*** Block opens ***

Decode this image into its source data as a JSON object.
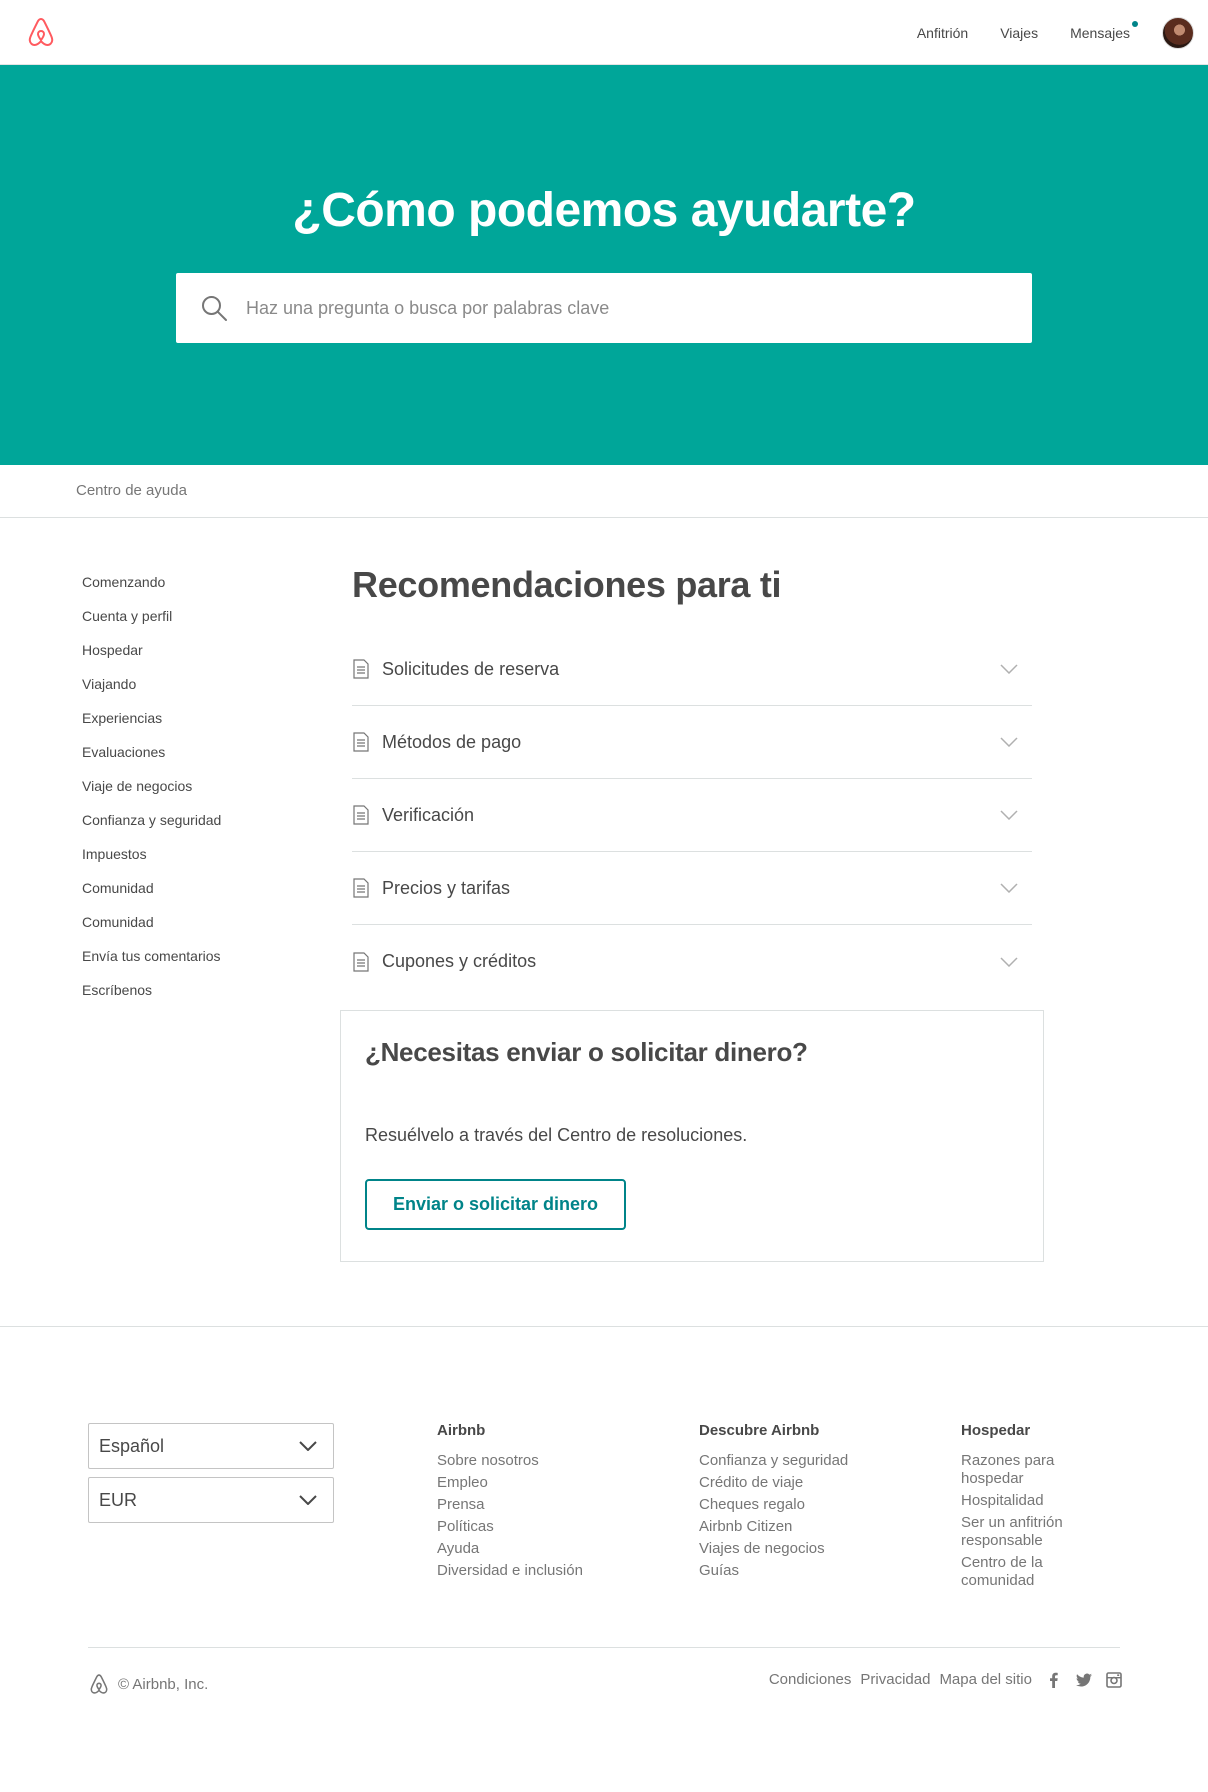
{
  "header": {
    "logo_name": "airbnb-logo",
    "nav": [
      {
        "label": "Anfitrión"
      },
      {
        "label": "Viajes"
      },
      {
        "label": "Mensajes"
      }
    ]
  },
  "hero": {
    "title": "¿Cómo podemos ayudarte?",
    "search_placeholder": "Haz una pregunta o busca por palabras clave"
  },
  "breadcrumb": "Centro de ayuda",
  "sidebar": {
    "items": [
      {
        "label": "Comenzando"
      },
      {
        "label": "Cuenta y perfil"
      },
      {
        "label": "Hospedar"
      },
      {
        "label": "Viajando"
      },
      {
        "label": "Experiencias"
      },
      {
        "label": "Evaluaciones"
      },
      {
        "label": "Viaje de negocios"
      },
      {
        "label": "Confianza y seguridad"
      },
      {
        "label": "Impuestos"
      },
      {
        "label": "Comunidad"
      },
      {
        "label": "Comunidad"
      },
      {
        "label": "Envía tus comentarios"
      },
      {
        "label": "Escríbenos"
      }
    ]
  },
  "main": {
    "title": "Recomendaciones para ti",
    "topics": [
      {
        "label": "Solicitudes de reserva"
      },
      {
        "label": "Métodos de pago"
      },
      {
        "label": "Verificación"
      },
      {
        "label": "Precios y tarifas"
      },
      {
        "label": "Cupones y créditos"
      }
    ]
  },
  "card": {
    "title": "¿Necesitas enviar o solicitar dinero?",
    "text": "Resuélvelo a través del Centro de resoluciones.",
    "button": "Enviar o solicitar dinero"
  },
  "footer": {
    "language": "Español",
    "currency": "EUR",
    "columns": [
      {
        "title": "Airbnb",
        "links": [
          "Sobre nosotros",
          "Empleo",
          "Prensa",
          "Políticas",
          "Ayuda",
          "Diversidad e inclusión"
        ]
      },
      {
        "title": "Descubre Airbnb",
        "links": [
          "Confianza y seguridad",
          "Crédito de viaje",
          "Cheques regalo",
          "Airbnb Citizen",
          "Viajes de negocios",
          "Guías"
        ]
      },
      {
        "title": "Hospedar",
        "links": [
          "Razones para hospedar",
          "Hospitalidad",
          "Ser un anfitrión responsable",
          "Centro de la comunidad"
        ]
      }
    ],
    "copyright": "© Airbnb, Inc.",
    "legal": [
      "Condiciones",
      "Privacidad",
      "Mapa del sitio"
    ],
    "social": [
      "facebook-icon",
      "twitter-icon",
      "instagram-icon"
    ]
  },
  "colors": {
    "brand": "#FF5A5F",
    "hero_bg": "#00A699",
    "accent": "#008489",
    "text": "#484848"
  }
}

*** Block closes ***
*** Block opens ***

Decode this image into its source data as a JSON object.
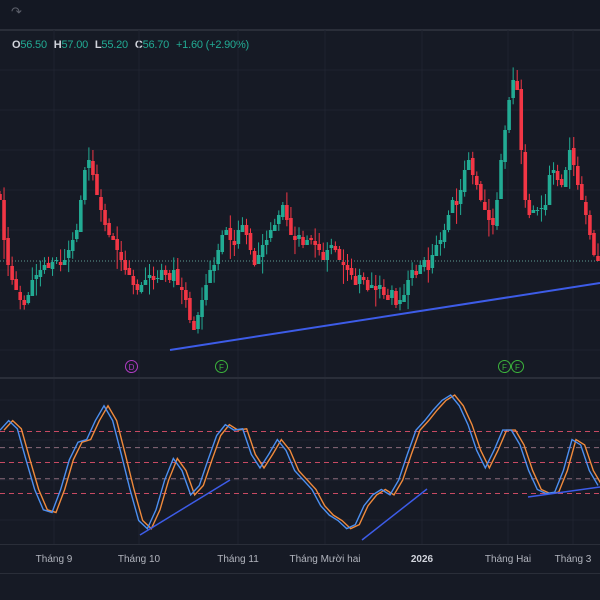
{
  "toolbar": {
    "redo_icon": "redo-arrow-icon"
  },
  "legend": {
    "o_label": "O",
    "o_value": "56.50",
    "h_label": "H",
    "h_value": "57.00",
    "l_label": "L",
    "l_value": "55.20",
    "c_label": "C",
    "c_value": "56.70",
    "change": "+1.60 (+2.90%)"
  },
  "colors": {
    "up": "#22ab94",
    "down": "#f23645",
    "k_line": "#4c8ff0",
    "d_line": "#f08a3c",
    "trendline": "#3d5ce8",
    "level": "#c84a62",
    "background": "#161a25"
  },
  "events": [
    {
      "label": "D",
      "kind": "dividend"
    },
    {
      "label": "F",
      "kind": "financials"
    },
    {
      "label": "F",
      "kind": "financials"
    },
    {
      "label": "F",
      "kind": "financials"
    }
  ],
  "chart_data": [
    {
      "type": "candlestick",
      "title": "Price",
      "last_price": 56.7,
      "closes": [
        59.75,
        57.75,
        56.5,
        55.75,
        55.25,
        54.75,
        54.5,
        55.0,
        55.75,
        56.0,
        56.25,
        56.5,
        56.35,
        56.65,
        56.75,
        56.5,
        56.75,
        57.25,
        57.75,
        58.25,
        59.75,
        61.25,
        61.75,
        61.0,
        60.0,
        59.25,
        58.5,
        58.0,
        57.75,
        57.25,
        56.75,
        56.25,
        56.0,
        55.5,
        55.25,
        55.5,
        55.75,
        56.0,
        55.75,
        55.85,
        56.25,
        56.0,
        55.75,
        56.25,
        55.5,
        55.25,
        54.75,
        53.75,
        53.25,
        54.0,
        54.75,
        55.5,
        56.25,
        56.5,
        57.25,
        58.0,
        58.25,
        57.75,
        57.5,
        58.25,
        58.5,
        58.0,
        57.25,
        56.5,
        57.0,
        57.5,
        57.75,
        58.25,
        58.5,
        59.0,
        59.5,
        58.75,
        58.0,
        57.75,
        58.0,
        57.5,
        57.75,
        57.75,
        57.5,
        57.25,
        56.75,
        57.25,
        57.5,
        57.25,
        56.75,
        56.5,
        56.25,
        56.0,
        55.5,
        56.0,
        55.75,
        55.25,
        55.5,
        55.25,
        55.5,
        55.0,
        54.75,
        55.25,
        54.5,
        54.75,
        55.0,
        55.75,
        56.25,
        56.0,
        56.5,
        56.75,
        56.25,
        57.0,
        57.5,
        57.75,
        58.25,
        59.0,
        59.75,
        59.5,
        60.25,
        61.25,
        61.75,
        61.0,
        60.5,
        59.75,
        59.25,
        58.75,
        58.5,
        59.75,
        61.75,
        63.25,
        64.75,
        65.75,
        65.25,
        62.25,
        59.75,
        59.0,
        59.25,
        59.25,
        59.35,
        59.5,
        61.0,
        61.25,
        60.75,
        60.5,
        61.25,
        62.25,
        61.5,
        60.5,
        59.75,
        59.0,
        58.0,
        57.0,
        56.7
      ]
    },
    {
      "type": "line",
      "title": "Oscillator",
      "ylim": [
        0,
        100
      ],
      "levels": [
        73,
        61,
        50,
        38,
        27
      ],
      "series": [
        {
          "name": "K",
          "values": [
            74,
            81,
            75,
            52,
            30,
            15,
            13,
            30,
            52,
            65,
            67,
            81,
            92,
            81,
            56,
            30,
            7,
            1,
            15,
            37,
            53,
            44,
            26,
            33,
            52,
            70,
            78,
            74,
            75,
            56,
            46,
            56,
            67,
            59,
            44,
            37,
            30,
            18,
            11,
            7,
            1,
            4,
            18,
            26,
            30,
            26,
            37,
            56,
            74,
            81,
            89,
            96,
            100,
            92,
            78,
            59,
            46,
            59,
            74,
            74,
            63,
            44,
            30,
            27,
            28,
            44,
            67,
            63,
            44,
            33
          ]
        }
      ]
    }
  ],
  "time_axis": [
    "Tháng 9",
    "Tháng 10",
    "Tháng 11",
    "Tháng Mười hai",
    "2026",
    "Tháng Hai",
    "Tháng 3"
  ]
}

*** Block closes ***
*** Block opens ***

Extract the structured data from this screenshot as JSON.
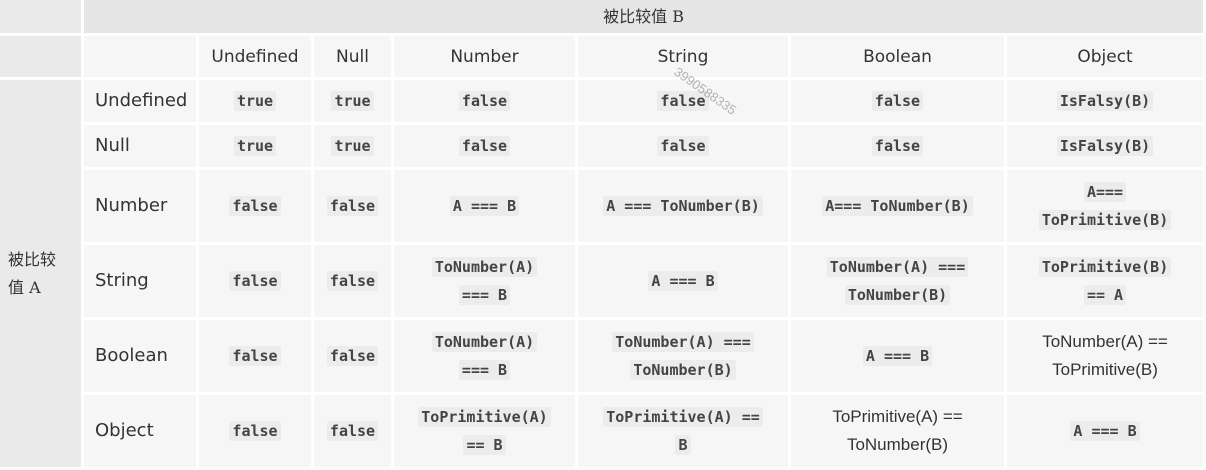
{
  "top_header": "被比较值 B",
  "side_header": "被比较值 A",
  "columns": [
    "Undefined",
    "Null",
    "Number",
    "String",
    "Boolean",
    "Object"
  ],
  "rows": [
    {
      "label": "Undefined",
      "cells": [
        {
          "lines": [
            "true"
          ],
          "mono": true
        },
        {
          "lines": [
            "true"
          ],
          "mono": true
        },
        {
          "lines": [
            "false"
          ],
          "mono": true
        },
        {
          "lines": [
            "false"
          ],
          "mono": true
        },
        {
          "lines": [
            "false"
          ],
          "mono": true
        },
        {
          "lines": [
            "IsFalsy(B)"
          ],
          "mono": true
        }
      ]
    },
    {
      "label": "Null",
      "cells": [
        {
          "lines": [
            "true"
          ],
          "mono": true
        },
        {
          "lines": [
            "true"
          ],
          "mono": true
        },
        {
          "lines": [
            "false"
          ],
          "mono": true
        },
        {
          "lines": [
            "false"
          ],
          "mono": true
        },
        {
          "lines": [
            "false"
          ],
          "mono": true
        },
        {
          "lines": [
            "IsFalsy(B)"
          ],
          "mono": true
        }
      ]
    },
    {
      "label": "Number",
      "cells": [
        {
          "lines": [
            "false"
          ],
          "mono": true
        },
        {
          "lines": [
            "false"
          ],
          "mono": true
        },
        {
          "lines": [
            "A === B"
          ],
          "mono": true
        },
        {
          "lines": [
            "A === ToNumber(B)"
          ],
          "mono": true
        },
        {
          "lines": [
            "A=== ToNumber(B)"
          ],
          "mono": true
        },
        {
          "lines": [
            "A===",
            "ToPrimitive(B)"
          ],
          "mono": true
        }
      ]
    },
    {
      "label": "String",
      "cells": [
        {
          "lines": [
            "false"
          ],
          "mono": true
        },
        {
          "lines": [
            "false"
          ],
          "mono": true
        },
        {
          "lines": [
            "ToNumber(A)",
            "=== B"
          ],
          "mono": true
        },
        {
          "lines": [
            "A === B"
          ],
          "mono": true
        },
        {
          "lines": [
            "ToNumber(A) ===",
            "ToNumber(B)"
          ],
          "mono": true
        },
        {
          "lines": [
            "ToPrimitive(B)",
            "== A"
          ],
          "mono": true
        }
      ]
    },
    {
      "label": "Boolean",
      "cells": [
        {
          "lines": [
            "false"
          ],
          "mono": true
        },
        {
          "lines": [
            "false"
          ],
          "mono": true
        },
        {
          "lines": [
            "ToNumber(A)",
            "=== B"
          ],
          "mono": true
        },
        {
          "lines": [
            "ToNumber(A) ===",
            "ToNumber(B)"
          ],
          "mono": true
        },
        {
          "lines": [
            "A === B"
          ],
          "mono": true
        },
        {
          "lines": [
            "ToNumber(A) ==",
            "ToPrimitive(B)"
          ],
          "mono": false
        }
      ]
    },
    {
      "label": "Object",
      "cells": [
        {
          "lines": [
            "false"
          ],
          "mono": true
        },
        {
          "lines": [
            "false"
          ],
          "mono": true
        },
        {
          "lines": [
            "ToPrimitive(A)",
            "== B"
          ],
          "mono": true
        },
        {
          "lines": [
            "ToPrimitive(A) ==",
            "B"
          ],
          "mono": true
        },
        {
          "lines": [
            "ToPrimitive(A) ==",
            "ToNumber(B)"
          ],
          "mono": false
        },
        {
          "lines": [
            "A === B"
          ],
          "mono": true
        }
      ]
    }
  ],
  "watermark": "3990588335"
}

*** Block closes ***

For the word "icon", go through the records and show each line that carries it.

# Final answer
      "facebook-icon",
      "twitter-icon",
      "instagram-icon"
    "redo_icon": "redo-arrow-icon"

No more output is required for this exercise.